Monet has done some of the best water landscapes in my opinion. I was excited to see some of them on display at De Young. I was very fascinated by “Sailboats on the Seine” by Claude Monet created in 1874 and is a European Impressionist painting in great condition. It’s an oil on canvas painting that is 21 ¼” x 25 ¾.” Shown in the painting are sailboats in asymmetrical balance on water that looks alive and rippling and still catching the reflections of the sailboats. The painting isn’t realistic; it’s slightly distorted or blurred. You don’t notice the distortion in the water, it appears alive and rippling. It’s almost like the ripple of the water, rippled through the rest of the canvas ever so slightly creating the blurring.
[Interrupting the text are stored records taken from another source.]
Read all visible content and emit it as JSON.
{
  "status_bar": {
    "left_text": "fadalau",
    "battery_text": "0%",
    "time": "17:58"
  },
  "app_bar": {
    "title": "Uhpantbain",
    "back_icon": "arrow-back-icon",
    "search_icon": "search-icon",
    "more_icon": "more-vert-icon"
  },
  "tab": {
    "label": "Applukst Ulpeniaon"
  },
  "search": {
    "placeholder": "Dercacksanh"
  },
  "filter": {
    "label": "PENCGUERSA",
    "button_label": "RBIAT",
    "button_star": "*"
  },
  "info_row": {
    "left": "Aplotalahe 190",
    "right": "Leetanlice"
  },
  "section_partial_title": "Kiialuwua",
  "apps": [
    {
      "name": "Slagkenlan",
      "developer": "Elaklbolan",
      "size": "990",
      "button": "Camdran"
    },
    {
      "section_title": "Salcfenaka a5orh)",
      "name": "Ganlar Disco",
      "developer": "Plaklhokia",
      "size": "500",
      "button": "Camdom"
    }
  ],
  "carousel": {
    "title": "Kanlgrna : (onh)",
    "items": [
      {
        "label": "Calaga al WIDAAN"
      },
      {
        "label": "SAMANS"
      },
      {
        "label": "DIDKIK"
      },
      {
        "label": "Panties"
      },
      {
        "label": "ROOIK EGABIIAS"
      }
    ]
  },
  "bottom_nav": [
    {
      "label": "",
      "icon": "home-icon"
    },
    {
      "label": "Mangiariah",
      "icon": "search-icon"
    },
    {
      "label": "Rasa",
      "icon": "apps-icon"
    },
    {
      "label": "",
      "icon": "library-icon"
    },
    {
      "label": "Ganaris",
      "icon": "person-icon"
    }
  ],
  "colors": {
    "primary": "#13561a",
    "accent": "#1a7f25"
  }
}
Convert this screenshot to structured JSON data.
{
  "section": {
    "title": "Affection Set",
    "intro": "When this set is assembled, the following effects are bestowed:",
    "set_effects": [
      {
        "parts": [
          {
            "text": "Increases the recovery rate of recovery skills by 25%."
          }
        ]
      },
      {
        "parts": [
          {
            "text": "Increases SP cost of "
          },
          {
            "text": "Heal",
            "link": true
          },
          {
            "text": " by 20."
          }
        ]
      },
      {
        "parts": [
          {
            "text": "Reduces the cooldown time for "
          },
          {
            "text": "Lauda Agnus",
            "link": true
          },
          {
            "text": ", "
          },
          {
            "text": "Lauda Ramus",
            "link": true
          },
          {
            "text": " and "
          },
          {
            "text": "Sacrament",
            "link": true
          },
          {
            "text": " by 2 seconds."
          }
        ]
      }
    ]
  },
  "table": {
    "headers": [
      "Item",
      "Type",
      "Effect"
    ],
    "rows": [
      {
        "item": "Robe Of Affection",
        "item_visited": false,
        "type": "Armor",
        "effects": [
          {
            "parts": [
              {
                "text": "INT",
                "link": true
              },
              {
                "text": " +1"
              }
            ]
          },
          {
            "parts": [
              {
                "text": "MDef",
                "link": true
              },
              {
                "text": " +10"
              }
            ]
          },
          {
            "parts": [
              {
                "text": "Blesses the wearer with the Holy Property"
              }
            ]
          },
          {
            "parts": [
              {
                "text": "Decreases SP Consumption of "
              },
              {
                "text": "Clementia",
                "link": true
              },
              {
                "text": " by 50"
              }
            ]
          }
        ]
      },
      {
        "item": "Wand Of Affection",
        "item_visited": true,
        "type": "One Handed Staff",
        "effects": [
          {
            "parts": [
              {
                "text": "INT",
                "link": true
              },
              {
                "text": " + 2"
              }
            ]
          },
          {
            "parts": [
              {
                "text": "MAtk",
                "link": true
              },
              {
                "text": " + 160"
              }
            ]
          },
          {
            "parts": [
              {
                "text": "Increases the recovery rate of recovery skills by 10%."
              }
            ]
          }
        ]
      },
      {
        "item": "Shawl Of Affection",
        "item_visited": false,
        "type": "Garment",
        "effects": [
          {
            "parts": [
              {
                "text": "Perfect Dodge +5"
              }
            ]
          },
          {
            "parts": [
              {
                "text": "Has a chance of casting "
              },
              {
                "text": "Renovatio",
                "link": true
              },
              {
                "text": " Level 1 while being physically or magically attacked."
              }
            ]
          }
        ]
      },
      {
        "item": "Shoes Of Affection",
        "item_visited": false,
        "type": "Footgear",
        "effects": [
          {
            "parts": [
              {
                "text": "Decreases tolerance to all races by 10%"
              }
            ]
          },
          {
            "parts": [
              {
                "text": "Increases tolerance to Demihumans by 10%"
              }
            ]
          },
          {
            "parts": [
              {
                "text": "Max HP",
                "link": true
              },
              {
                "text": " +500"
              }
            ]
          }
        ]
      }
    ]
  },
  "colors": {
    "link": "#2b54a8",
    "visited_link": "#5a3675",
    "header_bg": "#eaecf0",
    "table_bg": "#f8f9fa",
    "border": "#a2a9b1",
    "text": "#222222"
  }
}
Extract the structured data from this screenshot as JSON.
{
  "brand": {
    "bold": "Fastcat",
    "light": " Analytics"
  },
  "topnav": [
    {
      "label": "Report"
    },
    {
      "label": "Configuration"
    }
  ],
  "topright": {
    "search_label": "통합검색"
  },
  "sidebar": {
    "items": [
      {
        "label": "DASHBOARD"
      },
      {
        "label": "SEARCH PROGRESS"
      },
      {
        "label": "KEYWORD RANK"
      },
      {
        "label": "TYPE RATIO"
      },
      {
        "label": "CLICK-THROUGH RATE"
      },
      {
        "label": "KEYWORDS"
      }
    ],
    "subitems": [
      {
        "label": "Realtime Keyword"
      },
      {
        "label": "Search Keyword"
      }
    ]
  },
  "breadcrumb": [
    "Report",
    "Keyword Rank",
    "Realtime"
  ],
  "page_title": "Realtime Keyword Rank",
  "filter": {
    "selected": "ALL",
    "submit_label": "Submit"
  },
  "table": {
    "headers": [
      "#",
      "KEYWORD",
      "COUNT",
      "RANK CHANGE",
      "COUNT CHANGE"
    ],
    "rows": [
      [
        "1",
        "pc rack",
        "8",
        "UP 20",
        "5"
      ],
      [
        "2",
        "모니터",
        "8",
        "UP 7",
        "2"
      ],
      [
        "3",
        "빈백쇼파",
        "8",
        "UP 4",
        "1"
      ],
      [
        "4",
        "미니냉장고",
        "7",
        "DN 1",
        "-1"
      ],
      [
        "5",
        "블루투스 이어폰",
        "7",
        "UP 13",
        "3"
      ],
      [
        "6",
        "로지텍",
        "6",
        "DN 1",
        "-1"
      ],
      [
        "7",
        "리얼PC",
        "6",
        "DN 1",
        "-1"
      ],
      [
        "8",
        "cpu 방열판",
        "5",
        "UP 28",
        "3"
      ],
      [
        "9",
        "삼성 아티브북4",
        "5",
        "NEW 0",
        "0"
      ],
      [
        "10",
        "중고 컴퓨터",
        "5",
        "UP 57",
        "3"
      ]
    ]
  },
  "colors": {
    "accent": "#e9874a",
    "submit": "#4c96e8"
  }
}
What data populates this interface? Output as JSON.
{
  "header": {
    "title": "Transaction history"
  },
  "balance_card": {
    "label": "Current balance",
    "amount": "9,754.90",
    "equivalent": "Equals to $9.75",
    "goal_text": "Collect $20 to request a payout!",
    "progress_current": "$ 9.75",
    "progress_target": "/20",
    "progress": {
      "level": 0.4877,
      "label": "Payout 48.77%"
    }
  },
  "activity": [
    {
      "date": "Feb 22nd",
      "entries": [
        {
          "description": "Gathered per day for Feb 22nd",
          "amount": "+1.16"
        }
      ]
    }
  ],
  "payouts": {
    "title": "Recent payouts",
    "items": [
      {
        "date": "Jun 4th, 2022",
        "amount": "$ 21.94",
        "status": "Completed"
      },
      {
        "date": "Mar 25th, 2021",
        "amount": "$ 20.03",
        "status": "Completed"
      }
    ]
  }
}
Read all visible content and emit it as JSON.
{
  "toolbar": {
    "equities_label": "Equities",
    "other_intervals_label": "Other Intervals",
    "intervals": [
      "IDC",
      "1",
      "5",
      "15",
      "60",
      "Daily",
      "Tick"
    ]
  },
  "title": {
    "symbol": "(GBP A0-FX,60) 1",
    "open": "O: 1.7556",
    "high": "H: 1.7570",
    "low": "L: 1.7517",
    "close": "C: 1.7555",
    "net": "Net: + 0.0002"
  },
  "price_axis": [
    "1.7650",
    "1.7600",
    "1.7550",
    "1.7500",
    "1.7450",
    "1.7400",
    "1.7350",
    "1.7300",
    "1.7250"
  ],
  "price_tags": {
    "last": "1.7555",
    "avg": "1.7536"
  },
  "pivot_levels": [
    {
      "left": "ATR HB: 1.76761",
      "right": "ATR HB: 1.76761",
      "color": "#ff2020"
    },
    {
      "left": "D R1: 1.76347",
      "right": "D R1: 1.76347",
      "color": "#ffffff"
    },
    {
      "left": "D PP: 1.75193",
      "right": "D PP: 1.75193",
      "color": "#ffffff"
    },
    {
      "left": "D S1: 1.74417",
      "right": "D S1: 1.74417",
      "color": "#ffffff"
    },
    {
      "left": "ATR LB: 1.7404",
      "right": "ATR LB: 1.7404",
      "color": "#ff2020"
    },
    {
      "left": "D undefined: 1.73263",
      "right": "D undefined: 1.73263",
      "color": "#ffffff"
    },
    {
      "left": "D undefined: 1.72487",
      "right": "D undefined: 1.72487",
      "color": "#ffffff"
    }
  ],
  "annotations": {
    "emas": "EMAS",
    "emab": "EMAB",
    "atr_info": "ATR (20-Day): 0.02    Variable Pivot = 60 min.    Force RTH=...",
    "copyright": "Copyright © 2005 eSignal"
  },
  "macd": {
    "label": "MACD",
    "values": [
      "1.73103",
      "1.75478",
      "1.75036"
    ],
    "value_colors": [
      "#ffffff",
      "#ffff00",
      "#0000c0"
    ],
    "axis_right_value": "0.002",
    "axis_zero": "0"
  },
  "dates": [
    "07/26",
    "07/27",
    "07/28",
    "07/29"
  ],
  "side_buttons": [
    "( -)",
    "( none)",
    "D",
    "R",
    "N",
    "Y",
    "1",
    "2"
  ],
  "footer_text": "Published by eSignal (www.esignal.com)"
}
I’m going to compare “Sailboats on the Seine” to another of Monet’s works “Impressionism Sunrise.” “Impressionism Sunrise” is even more abstract, and has eliminated all details, but the subject matter is similar and the water seems alive and moving. Both of the paintings are asymmetrically balanced with a complementary color scheme. Monet was definitely a master when it came to being able to capture the movement of the water.
The 20th century and contemporary art section had many unusual works of art. One that attracted me was the "Meena" by Sono Osato. It’s an unusual piece that was made of mixed media of oil, beeswax, asphalt and reclaimed objects on canvas mounted on wood panel. “Meena” is 87” x 73” American Neo-Dada created in 2005 and is in good condition overall, however some of the mixed media included isn’t in good condition. From a distance, the entire artwork looks the same, on closer examination you realize there’s small objects mixed in, some you can completely see, some partly hidden and others you can’t make out. I found a key and belt buckle in the mix. It reminded me that the general view doesn’t give you the whole picture, sometimes you have to look closer, which we sometimes fail to do. “Meena” is similar to “Collection” by Robert Rauschenberg. “Collection” shows almost pure hues of oil paint mixed with paper, fabric and metal, while “Meena” is neutral toned. In both cases the artwork is mixed media, asymmetrical with no clear subject, and keeps your eyes constantly searching the canvas.

In conclusion, I have listed four works that moved me, and compared them against fine art examples from our readings. The De Young houses an incredible amount of different art forms from around the world, in a vast assortment of mediums from glass sculptures to installations to architectural church models made out of bullets and gun parts. I thought It was a memorable experience to view all of the exhibits and I learned a lot from them.